Life and Style Writer, Caitlin Steele discusses the backlash of Love Island winners Jack Fincham and Dani Dyers for advertising McDonalds on Instagram
Jack Fincham and Dani Dyer, winners of this 2018’s Love Island, were criticized recently for advertising McDonalds on Instagram. Fans and general users alike were quick to condemn the couple for their decision, with several expressing disappointment in their eagerness to promote an undeniably unhealthy product for monetary gain. Their collective Instagram reach is considerable, with Dani boasting 3.3 million followers, and Jack 2.6 million. However, the backlash clearly hasn’t impacted the couple, as they’ve since both posted another advert for JoyFills (a new, and similarly unhealthy, biscuit brand) on their respective accounts. This subsequent advert has caused far less controversy, with the comments reverting back to the fawning adoration they have grown used to. Why is it then, that the McDonalds advert caused so much backlash?
It is interesting that the problem seemed to lie within the brand they advertised, rather than the act of advertising. Though the comments slammed both choice and brand, it is the first of their posts to elicit this magnitude of response. Other adverts, from both Fincham and Dyer, the other Love Islanders, and indeed the majority of Instagram ‘influencers’ nowadays, tend to slip more under the radar. McDonalds seems a good fit for the winning pair, whose down to Earth personas (arguably) clinched their win. What other multi-billion fast food restaurant can us every day folk relate to more than the Golden Arches? Jack and Dani probably love a trip to Maccies, even though they’re famous now. They’re just like us, after all. Aren’t they? Perhaps the problem was that we felt cheated, scammed by those we considered like us. We’ve all been there, desperately in need of a takeaway, just like Jack and Dani – but we haven’t managed to make any money of it, have we? Perhaps then it is because it is a more blatant advert than the lies we are usually fed. We’re living in a world where an advert is only successful if we can pretend it’s not an advert, and that we made the sole decision to buy the teeth whitening kit/flat tummy tea/insert other morally ambiguous product here.

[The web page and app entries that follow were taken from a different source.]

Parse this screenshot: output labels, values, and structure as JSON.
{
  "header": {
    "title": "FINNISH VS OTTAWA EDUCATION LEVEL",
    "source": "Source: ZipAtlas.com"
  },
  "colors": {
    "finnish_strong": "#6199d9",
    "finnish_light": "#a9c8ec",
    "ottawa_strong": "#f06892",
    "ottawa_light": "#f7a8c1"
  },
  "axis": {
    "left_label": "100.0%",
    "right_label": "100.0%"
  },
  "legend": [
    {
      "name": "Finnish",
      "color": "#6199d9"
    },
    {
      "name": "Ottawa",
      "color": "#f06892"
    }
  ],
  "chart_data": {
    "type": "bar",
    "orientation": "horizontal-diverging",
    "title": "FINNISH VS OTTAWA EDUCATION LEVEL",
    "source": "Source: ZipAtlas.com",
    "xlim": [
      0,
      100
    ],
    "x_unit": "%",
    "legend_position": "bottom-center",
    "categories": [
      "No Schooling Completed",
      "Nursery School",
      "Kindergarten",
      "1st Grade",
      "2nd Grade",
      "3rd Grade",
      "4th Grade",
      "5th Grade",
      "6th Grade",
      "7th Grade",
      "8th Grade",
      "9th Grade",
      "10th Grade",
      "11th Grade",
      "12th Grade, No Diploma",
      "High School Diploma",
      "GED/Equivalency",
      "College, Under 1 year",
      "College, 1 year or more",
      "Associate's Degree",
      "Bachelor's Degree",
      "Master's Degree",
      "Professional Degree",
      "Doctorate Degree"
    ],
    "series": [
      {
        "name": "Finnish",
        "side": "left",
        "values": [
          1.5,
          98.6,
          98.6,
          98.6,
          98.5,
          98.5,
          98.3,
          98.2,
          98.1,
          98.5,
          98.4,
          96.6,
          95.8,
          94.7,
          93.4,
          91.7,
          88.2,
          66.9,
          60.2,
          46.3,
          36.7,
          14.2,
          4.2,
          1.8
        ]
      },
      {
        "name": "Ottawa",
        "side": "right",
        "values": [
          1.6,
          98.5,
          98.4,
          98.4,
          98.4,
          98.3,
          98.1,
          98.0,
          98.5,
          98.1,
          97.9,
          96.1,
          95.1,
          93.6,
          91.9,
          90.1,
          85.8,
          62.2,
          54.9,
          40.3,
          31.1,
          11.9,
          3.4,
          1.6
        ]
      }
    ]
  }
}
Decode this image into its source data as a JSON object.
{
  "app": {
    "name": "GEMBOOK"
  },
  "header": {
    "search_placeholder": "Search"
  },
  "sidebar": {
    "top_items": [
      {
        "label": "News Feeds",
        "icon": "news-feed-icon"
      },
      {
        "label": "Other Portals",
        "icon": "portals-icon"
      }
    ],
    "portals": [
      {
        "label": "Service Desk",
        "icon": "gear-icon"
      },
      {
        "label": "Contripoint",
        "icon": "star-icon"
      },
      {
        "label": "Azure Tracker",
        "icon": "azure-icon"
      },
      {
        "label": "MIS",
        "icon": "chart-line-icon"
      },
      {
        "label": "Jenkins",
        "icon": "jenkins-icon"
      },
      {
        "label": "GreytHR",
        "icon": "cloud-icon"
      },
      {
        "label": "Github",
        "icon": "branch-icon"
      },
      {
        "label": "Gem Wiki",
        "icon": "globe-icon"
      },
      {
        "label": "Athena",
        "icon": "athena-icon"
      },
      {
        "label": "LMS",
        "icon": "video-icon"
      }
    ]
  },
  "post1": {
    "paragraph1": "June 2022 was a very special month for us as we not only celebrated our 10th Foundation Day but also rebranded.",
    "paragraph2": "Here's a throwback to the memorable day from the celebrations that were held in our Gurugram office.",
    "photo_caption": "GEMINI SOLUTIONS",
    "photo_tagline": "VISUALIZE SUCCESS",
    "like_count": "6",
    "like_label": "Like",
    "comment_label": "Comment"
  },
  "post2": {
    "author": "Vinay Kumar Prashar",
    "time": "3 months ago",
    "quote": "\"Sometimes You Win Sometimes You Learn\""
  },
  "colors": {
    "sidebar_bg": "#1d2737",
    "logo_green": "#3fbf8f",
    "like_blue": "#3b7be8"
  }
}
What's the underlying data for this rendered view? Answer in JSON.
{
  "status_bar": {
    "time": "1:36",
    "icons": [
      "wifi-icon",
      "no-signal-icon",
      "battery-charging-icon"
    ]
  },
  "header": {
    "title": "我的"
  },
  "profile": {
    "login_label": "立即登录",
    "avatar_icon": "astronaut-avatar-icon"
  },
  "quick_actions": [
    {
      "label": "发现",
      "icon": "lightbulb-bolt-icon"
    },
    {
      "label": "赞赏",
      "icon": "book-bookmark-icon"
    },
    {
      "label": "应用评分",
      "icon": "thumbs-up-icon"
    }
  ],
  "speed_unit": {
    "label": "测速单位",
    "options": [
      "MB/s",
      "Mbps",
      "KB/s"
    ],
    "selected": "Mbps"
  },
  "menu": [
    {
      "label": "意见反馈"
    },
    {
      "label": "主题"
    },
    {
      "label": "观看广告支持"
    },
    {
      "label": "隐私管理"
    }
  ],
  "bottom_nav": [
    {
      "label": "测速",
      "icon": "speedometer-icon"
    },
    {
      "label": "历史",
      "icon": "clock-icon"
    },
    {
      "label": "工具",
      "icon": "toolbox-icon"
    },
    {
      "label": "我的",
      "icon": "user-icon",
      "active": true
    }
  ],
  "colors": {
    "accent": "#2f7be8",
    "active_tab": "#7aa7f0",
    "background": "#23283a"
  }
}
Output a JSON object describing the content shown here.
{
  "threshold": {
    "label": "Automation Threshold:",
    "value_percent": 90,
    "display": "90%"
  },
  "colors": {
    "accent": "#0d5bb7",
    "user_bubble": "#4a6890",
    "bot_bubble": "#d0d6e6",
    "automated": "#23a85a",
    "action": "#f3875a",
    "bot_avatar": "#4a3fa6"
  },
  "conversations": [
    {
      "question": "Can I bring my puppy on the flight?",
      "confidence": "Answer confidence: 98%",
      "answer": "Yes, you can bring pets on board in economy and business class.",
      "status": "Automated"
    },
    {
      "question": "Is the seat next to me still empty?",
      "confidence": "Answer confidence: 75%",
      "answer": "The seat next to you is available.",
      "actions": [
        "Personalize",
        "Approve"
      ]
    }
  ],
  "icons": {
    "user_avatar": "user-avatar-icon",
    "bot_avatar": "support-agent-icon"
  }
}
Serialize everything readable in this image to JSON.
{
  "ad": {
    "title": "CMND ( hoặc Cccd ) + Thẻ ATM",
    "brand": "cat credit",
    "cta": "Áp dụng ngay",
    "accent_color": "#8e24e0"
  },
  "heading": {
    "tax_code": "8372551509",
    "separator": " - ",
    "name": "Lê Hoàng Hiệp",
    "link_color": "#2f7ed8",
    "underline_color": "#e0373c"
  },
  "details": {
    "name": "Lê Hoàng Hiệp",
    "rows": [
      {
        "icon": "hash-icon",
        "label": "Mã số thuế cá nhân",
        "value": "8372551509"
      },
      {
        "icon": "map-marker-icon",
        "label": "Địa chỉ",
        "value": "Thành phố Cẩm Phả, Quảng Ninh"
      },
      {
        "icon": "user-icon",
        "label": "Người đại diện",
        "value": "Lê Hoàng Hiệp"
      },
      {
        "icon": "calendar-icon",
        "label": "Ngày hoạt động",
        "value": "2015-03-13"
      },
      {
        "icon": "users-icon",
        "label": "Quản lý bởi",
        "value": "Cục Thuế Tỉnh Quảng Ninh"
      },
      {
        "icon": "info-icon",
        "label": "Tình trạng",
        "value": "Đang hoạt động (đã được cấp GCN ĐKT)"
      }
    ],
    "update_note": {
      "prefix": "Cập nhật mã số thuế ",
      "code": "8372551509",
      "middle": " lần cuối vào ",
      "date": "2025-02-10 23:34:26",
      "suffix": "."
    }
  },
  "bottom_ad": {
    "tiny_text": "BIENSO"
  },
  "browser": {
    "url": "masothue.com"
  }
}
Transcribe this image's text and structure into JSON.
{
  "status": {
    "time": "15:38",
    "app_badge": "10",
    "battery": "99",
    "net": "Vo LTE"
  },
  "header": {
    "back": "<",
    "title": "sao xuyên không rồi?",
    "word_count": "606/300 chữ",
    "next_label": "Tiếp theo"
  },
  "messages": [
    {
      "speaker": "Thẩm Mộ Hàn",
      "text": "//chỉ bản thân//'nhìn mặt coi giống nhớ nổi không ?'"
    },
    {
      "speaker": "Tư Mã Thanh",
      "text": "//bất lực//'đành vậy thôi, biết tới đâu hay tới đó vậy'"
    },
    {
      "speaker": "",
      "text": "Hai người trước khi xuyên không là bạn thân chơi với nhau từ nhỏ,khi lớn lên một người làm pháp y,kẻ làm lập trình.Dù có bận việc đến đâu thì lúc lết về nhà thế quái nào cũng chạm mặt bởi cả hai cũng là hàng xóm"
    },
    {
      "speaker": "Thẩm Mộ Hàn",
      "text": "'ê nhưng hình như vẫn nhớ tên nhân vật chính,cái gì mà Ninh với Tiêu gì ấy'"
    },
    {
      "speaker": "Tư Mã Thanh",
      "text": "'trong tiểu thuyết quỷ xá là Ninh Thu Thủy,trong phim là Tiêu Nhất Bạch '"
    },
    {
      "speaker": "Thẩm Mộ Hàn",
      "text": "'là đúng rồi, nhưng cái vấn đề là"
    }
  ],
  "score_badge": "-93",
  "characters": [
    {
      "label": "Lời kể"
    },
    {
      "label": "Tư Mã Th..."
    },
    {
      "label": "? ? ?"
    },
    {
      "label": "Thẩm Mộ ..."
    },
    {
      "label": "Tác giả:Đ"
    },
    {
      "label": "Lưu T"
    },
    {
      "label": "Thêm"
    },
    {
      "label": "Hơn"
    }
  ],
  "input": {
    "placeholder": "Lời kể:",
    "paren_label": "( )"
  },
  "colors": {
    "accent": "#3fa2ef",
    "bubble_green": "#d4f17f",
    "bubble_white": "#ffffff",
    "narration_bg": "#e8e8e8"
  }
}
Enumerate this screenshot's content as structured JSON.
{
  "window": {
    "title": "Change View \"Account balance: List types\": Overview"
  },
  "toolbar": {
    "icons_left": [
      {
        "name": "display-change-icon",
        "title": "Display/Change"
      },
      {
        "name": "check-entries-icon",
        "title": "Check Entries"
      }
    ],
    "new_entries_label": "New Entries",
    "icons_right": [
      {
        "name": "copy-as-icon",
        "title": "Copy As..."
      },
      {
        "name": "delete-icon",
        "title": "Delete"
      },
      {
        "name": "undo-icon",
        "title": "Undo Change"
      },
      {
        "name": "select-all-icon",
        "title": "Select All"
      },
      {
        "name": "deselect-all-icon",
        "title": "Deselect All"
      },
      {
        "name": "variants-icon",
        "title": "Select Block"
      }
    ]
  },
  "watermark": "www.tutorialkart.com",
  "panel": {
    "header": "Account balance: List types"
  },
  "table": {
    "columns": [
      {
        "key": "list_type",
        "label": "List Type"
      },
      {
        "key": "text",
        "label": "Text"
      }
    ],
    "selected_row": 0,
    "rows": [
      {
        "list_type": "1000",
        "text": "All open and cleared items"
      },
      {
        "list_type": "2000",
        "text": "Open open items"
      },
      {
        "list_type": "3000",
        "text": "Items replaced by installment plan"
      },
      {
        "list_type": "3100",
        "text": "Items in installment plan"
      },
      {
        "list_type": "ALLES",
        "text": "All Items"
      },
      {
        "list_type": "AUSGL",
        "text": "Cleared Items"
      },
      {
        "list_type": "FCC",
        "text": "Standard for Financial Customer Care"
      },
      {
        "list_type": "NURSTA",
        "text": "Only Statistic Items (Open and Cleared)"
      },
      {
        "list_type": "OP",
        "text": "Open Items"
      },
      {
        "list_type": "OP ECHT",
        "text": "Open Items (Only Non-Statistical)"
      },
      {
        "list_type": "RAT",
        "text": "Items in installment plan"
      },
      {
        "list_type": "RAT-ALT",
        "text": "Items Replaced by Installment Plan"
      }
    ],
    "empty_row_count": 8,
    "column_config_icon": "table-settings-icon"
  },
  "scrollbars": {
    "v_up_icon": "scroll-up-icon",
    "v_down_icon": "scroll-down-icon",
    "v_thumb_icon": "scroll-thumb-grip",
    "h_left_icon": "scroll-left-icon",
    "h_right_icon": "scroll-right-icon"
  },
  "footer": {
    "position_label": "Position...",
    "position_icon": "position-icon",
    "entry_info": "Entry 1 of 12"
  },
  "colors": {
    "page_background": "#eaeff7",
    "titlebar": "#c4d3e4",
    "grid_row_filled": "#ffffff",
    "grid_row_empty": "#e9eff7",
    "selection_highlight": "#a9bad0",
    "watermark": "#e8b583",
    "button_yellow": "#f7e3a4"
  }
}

Personally, I don’t have a problem with Fincham and Dyer advertising McDonalds. You’d have to have been living under a rock since 1973 to be unaware of its monumental presence. They certainly aren’t introducing us to anything new. McDonalds has a following of 3.3 million on Instagram, the same considerable reach as Dyer. What seems surely more dangerous are the advertisements of appetite suppressants, skinny teas and other enhancements that we would be unaware of if it were not for the likes of Kim Kardashian introducing us to them. Kardashian has 120 million followers, a different league to the influence of any Love Island winner. Her and her sisters have no qualms about advertising, selling anything from skinny tummy tea to hair gummies. The products they introduce to their impressionable audience are products designed to fill a needless gap in the market, and yet, any backlash does little to quell their popularity, or indeed, the adverts themselves. Many argue that celebrities and influencers should be more upfront about what is and isn’t an advert – however, this is hard to do when the lines are so blurred. They themselves are a product, whose lifestyle the general public eagerly consumes; is it any surprise then, that they are actively creating more products from which to generate revenue.
Love Island itself was criticized for the adverts that played in the break during the 2018 series. One such advertiser was MYA Cosmetic Surgery, offering breast enlargements, tummy tucks and other surgeries. The adverts only played on the show’s on-demand services, and none of the adverts were shown on TV. Simon Stevens, on the Andrew Marr Show, raised his concerns, stating the images played into a set of pressures around body image.
There is an element of moral ambiguity and guilty pleasure to the whole show. We watch a rotating selection of those who fit society’s narrow mould of beauty for 8 weeks, knowing full well that when they leave, they’ll be thousands of followers up on Instagram and ready to advertise teeth whitening gel before the week is up. There has to be a certain suspension of disbelief – a sacrifice of realism for the sake of enjoyment. We know we’re not watching it because we want to be them; we’re watching knowing the paths our lives follow will never cross. This suspension has to extend to when the show is over, and we’re left only with their Instagram accounts.
If you want an occasional McDonalds, go right ahead – you’ve been doing it long before Jack and Dani ever graced our screens.